* _What to work on_:
The pictures stay out; all of the data is to be printed exactly.

Collection entries:
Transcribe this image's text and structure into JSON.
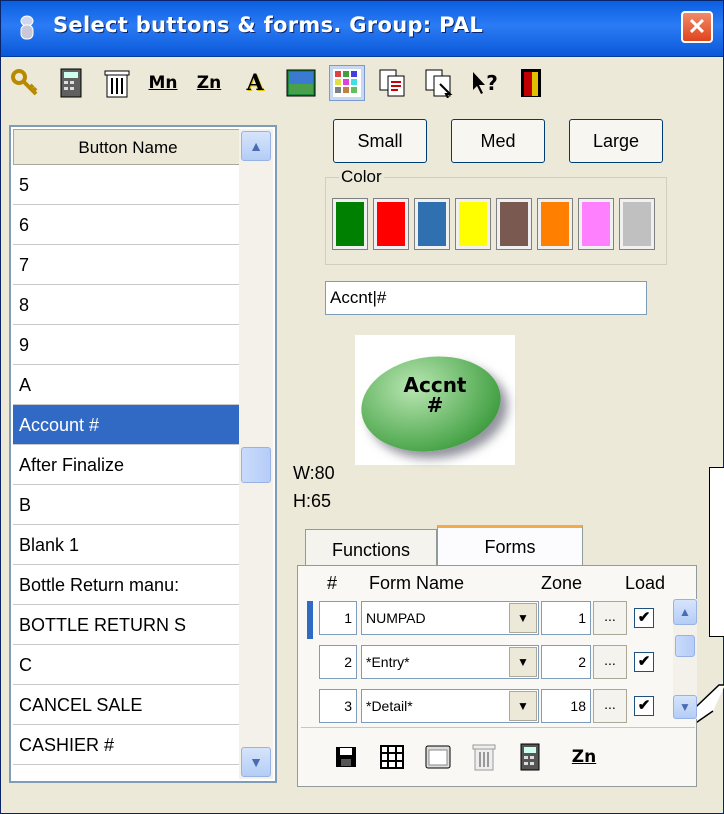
{
  "window": {
    "title": "Select buttons & forms.  Group: PAL",
    "close": "✕"
  },
  "toolbar": {
    "mn": "Mn",
    "zn": "Zn",
    "a": "A",
    "help": "?"
  },
  "button_list": {
    "header": "Button Name",
    "items": [
      "5",
      "6",
      "7",
      "8",
      "9",
      "A",
      "Account #",
      "After Finalize",
      "B",
      "Blank 1",
      "Bottle Return manu:",
      "BOTTLE RETURN S",
      "C",
      "CANCEL SALE",
      "CASHIER #"
    ],
    "selected": "Account #"
  },
  "size_buttons": {
    "small": "Small",
    "med": "Med",
    "large": "Large"
  },
  "color": {
    "label": "Color",
    "swatches": [
      "#008000",
      "#ff0000",
      "#3070b0",
      "#ffff00",
      "#7a5a50",
      "#ff8000",
      "#ff80ff",
      "#c0c0c0"
    ]
  },
  "button_text": "Accnt|#",
  "preview": {
    "line1": "Accnt",
    "line2": "#"
  },
  "dimensions": {
    "w": "W:80",
    "h": "H:65"
  },
  "tabs": {
    "functions": "Functions",
    "forms": "Forms"
  },
  "forms_table": {
    "headers": {
      "num": "#",
      "name": "Form Name",
      "zone": "Zone",
      "load": "Load"
    },
    "rows": [
      {
        "num": "1",
        "name": "NUMPAD",
        "zone": "1",
        "dots": "...",
        "load": "✔"
      },
      {
        "num": "2",
        "name": "*Entry*",
        "zone": "2",
        "dots": "...",
        "load": "✔"
      },
      {
        "num": "3",
        "name": "*Detail*",
        "zone": "18",
        "dots": "...",
        "load": "✔"
      }
    ]
  },
  "bottom_toolbar": {
    "zn": "Zn"
  }
}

* _Expected answer_:
Transcribe this image's text and structure into JSON.
{
  "window": {
    "title": "Select buttons & forms.  Group: PAL",
    "close": "✕"
  },
  "toolbar": {
    "mn": "Mn",
    "zn": "Zn",
    "a": "A",
    "help": "?"
  },
  "button_list": {
    "header": "Button Name",
    "items": [
      "5",
      "6",
      "7",
      "8",
      "9",
      "A",
      "Account #",
      "After Finalize",
      "B",
      "Blank 1",
      "Bottle Return manu:",
      "BOTTLE RETURN S",
      "C",
      "CANCEL SALE",
      "CASHIER #"
    ],
    "selected": "Account #"
  },
  "size_buttons": {
    "small": "Small",
    "med": "Med",
    "large": "Large"
  },
  "color": {
    "label": "Color",
    "swatches": [
      "#008000",
      "#ff0000",
      "#3070b0",
      "#ffff00",
      "#7a5a50",
      "#ff8000",
      "#ff80ff",
      "#c0c0c0"
    ]
  },
  "button_text": "Accnt|#",
  "preview": {
    "line1": "Accnt",
    "line2": "#"
  },
  "dimensions": {
    "w": "W:80",
    "h": "H:65"
  },
  "tabs": {
    "functions": "Functions",
    "forms": "Forms"
  },
  "forms_table": {
    "headers": {
      "num": "#",
      "name": "Form Name",
      "zone": "Zone",
      "load": "Load"
    },
    "rows": [
      {
        "num": "1",
        "name": "NUMPAD",
        "zone": "1",
        "dots": "...",
        "load": "✔"
      },
      {
        "num": "2",
        "name": "*Entry*",
        "zone": "2",
        "dots": "...",
        "load": "✔"
      },
      {
        "num": "3",
        "name": "*Detail*",
        "zone": "18",
        "dots": "...",
        "load": "✔"
      }
    ]
  },
  "bottom_toolbar": {
    "zn": "Zn"
  }
}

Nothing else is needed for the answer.